Getting lost is not always a bad thing. There are some times where getting lost can be very dangerous and not recommended however some times getting lost can be good. There are two types of getting lost while on the trail. The first type is that of getting turned around or unable to find the correct trail. The second is getting lost in your head.
How is getting lost on the trail good? Even if you just hike the wrong way down the trail or end up somewhere your not supposed to be keeps you on your toes. So many times while hiking long distances you just point yourself in a direction and go. Face down eyes to the trail just in front of you pounding out the miles. Getting lost reminds you that you are indeed on an adventure and that everything does not always go as planned. The trail has its own agenda for you and will do whatever it can to ruin or destroy the plans you had made. This creates a love hate relationship with the trail. You love the trail but you hate the fact you know it will change your plans.
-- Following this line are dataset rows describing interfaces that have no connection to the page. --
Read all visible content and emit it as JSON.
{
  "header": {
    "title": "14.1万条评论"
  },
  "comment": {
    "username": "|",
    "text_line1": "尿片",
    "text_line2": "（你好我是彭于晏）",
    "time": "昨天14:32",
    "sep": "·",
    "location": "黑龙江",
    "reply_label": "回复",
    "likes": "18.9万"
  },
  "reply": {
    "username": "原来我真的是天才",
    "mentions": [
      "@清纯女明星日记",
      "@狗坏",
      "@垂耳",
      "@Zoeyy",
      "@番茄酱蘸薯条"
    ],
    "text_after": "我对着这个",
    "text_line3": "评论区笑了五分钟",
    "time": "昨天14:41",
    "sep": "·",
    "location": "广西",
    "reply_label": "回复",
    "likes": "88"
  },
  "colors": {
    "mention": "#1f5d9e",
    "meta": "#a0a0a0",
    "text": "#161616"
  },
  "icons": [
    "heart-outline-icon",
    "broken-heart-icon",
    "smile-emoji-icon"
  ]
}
These types of changes, distractions, or sidetracks do not have to be bad. Many of them if looked at as positive events they can be an amazing part of your story. If you choose to look at them in a negative way then they will drag you down. If we were to take a poll and ask people who have hiked on any of the long distance trails if they have ever gone the wrong way you will find a high percentage have. More often than not they are lost inside their head when they miss a blaze or get turned around after stopping for a break. Other cases of getting lost can be the cause of fatigue or dehydration. Often times after getting lost or turned around can be laughed off. Other times serious emergencies happen and people get pulled off the mountains.
There were several times while on the AT I had to reassess the situation and my bearings before heading off on the trail again because the trail looked identical to the trail I had been hiking on causing deja vu moments. “I just crossed this bridge…. no I think its another one… just keep going eventually you will find a blaze….” One thing I will say is if you ever feel you have missed a blaze on a trail or think you have gone off trail look behind you. More times than not I would miss a blaze in front of me and turn around and there was one right behind me. Another fun tip about trail hiking is that you should always turn the direction you turned into the camp to continue on the trail. For example if you turned left to get to the campsite or shelter turn left onto the trail when you are ready to leave. Unless you are headed back in the direction you came.
The deja vu moments for myself were typically caused by day dreaming or getting lost inside my head. On long distance hikes you begin to hike the trails of your mind while hiking the trail. As you put one foot in front of the other the monotony of doing the same task eight hours each day causes you to begin to think about anything and everything. You think about your past your future and everything in-between. There are some points where you slip away from it all and then return. Its very similar to driving the same route often enough that you blink and you have some how missed a whole section of the road and you are now many miles away from where you started. In the beginning you will be very worried of where you are placing your feet so you are constantly thinking about where to place your feet but eventually you will get lost and then hit a root or rock and you will be instantly brought back to the trail. Getting lost in your mind is a great thing. Helps you clear out the clutter. That is in my opinion one of the greatest things about hiking is to get away from it all and clear out your head.
What do you do if you find yourself getting lost on the trail? What is your best or funniest getting lost story?